In the past, US Navy and NATO warships have, in training, fired medium and long-range munitions and had disastrous outcomes. Once, a USN ship fired a Sparrow missile and hit a Turkish warship by mistake. Turkish sailors were killed. WHOOPS! Another time a Tomahawk hit a Danish seaside villa (unoccupied, thankfully.) WHOOPS! I could list many, many other “whoopsies!” on this vein when medium or long range ordnance is used. (Theories about TWA Flt 800 also come to mind.)

Multiple torpedoes dropped from a 737 fall into this extremely high-risk category. When doing wartime ASW, you’ll drop all the torps you have going after one enemy sub, “stray” torpedoes be damned.

But in peacetime, as a covert operation weapon? NO WAY.

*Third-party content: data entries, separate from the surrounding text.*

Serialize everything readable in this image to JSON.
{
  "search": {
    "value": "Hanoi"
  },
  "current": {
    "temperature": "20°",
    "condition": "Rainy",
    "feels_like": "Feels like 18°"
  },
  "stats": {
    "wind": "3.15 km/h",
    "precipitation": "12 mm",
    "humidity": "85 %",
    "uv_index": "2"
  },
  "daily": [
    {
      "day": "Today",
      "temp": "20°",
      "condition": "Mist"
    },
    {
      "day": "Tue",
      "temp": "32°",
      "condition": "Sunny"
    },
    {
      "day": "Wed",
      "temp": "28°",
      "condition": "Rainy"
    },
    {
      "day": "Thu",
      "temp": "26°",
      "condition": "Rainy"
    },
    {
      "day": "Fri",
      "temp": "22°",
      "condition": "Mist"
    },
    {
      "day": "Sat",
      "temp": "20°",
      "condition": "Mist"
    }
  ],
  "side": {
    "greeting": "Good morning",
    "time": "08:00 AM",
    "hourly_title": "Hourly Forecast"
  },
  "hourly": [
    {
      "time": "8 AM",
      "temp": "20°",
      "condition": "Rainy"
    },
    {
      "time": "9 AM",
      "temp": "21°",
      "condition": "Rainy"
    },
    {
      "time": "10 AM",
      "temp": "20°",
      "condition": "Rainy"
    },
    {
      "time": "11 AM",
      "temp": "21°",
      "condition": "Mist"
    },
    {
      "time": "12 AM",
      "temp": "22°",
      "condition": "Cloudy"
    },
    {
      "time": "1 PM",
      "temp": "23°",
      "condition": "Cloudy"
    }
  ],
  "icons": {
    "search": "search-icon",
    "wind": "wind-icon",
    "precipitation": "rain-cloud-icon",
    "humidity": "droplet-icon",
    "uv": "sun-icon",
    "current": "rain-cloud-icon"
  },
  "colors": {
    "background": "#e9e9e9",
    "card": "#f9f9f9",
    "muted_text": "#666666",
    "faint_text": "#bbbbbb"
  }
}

When you plonk a torpedo out of a USN 737 P-8 jet, there are myriad ways it can turn into a wrong-way “own goal” or a dud that goes aground on a beach on, say, Bornholm Island. Odds are much worse with 4 torpedoes. Not a good look in the world media if 2 or 3 out of 4 pipeline targets are exploded, but a “stray” USN torpedo is photographed next morning on a beach, or is later found, intact, during an investigation, near a pipeline.

To approve a peacetime covert operation like this, the military brass want assurance of a 99% success rate. With 4 targets, that means each weapon must be EXTREMELY reliable and under VERY close human control. With the ability to self-destruct on command at any point in the mission.

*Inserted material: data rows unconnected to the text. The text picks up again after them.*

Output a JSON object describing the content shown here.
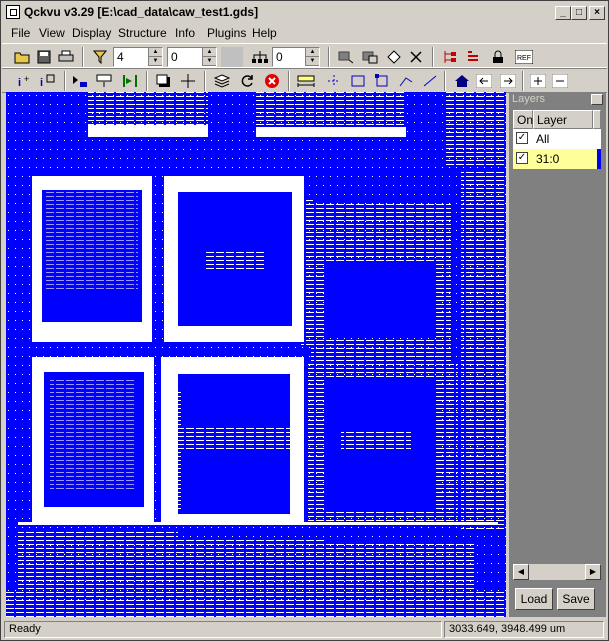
{
  "window": {
    "title": "Qckvu v3.29 [E:\\cad_data\\caw_test1.gds]"
  },
  "menu": [
    "File",
    "View",
    "Display",
    "Structure",
    "Info",
    "Plugins",
    "Help"
  ],
  "toolbar1": {
    "filter_level": "4",
    "filter_value": "0",
    "depth_value": "0"
  },
  "layers_panel": {
    "title": "Layers",
    "columns": [
      "On",
      "Layer"
    ],
    "rows": [
      {
        "on": true,
        "layer": "All",
        "selected": false
      },
      {
        "on": true,
        "layer": "31:0",
        "selected": true
      }
    ],
    "load_label": "Load",
    "save_label": "Save"
  },
  "status": {
    "state": "Ready",
    "coordinates": "3033.649, 3948.499 um"
  },
  "colors": {
    "canvas": "#0000ff",
    "geometry": "#ffffff",
    "selected_row": "#ffff99"
  }
}
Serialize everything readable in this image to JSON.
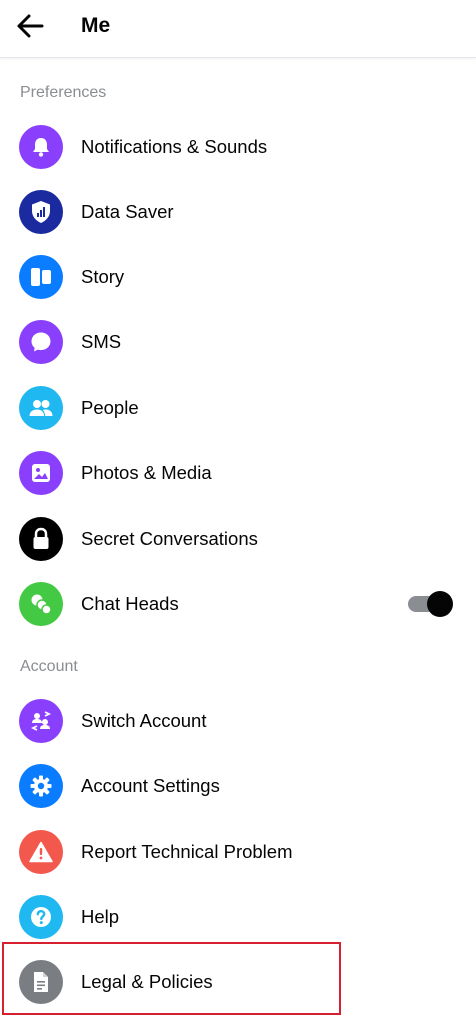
{
  "header": {
    "title": "Me",
    "back_icon": "arrow-left-icon"
  },
  "sections": {
    "preferences": "Preferences",
    "account": "Account"
  },
  "preferences": [
    {
      "label": "Notifications & Sounds",
      "icon": "bell-icon",
      "color": "#8a3ffc"
    },
    {
      "label": "Data Saver",
      "icon": "shield-signal-icon",
      "color": "#1b2a9e"
    },
    {
      "label": "Story",
      "icon": "story-icon",
      "color": "#0a7cff"
    },
    {
      "label": "SMS",
      "icon": "chat-bubble-icon",
      "color": "#8a3ffc"
    },
    {
      "label": "People",
      "icon": "people-icon",
      "color": "#1fb8f0"
    },
    {
      "label": "Photos & Media",
      "icon": "photo-icon",
      "color": "#8a3ffc"
    },
    {
      "label": "Secret Conversations",
      "icon": "lock-icon",
      "color": "#000000"
    },
    {
      "label": "Chat Heads",
      "icon": "chat-heads-icon",
      "color": "#44c944",
      "toggle": true
    }
  ],
  "account": [
    {
      "label": "Switch Account",
      "icon": "switch-account-icon",
      "color": "#8a3ffc"
    },
    {
      "label": "Account Settings",
      "icon": "gear-icon",
      "color": "#0a7cff"
    },
    {
      "label": "Report Technical Problem",
      "icon": "warning-icon",
      "color": "#f2584c"
    },
    {
      "label": "Help",
      "icon": "question-icon",
      "color": "#1fb8f0"
    },
    {
      "label": "Legal & Policies",
      "icon": "document-icon",
      "color": "#7a7d82"
    }
  ],
  "chat_heads_enabled": true
}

That’s why I show these images a lot. The Kearsarge Amphibious Ready Group spent the summer practicing “counter-mine warfare” in the western Baltic (a NATO lake).

Why is this significant? Because “counter mine warfare” can become “pipeline demolition” with a mere change in targeting. (In my old life, this kind of “training” was also known as “cover for action” in spook lingo.) Trust me, a modern enemy sea-mine the size of a refrigerator, half buried in silt, is MUCH harder to find than a pipeline, located on every chart to the meter!

Our military brass are VERY risk averse on controversial covert operations such as these. To sign off on this mission, they would demand that every aspect of the mission be practiced, recently. Training, plus “cover for action.” The high brass don’t just say, “Hell yeah! Why not! Roll the dice! What the hell! Go for it!”

They didn’t get to be peacetime admirals by taking wild risks. They are by nature risk-averse.

They’ll only sign off on a high-profile peacetime covert operation when they are sure their forces can do the mission and not get caught, or leave evidence behind.

Please watch the embedded 4 minute video in the first link, and the short YT video at the 2nd link. Then I’ll post again.

@WRSA" - Matt Bracken